*** Opening of ENTRIES PROVIDED ***
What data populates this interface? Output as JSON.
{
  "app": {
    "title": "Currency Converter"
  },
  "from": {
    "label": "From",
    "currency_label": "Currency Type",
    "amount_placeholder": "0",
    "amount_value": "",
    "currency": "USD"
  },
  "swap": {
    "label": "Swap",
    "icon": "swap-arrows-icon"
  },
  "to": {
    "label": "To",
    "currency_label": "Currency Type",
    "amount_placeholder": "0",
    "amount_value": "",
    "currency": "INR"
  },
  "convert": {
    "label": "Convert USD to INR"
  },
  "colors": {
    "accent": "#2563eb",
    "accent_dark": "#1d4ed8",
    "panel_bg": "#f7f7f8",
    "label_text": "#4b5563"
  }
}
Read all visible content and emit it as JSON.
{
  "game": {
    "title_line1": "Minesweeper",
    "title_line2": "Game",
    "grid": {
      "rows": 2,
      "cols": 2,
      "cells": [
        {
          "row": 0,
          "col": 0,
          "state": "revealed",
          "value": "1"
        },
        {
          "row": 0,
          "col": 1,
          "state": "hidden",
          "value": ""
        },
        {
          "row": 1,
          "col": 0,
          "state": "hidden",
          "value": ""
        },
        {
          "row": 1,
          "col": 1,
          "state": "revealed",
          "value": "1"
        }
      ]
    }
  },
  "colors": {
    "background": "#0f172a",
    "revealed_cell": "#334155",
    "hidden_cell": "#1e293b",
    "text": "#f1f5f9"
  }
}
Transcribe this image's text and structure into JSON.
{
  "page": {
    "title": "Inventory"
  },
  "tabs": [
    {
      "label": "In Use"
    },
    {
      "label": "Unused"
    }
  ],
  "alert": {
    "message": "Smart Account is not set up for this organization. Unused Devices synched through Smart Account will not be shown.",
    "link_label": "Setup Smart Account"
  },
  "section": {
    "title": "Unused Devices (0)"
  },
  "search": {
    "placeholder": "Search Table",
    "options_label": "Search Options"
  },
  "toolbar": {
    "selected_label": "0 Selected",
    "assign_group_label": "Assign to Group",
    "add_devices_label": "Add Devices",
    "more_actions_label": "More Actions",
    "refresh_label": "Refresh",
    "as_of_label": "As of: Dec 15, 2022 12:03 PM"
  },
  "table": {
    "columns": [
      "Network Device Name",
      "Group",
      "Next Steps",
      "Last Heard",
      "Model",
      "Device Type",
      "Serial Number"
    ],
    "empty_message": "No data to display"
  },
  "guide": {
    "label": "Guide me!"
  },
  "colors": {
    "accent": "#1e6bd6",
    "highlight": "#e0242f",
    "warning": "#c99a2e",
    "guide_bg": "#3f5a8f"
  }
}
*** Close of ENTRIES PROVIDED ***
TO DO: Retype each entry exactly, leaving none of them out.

THE ANSWER:
What data populates this interface? Output as JSON.
{
  "app": {
    "title": "Currency Converter"
  },
  "from": {
    "label": "From",
    "currency_label": "Currency Type",
    "amount_placeholder": "0",
    "amount_value": "",
    "currency": "USD"
  },
  "swap": {
    "label": "Swap",
    "icon": "swap-arrows-icon"
  },
  "to": {
    "label": "To",
    "currency_label": "Currency Type",
    "amount_placeholder": "0",
    "amount_value": "",
    "currency": "INR"
  },
  "convert": {
    "label": "Convert USD to INR"
  },
  "colors": {
    "accent": "#2563eb",
    "accent_dark": "#1d4ed8",
    "panel_bg": "#f7f7f8",
    "label_text": "#4b5563"
  }
}
Read all visible content and emit it as JSON.
{
  "game": {
    "title_line1": "Minesweeper",
    "title_line2": "Game",
    "grid": {
      "rows": 2,
      "cols": 2,
      "cells": [
        {
          "row": 0,
          "col": 0,
          "state": "revealed",
          "value": "1"
        },
        {
          "row": 0,
          "col": 1,
          "state": "hidden",
          "value": ""
        },
        {
          "row": 1,
          "col": 0,
          "state": "hidden",
          "value": ""
        },
        {
          "row": 1,
          "col": 1,
          "state": "revealed",
          "value": "1"
        }
      ]
    }
  },
  "colors": {
    "background": "#0f172a",
    "revealed_cell": "#334155",
    "hidden_cell": "#1e293b",
    "text": "#f1f5f9"
  }
}
Transcribe this image's text and structure into JSON.
{
  "page": {
    "title": "Inventory"
  },
  "tabs": [
    {
      "label": "In Use"
    },
    {
      "label": "Unused"
    }
  ],
  "alert": {
    "message": "Smart Account is not set up for this organization. Unused Devices synched through Smart Account will not be shown.",
    "link_label": "Setup Smart Account"
  },
  "section": {
    "title": "Unused Devices (0)"
  },
  "search": {
    "placeholder": "Search Table",
    "options_label": "Search Options"
  },
  "toolbar": {
    "selected_label": "0 Selected",
    "assign_group_label": "Assign to Group",
    "add_devices_label": "Add Devices",
    "more_actions_label": "More Actions",
    "refresh_label": "Refresh",
    "as_of_label": "As of: Dec 15, 2022 12:03 PM"
  },
  "table": {
    "columns": [
      "Network Device Name",
      "Group",
      "Next Steps",
      "Last Heard",
      "Model",
      "Device Type",
      "Serial Number"
    ],
    "empty_message": "No data to display"
  },
  "guide": {
    "label": "Guide me!"
  },
  "colors": {
    "accent": "#1e6bd6",
    "highlight": "#e0242f",
    "warning": "#c99a2e",
    "guide_bg": "#3f5a8f"
  }
}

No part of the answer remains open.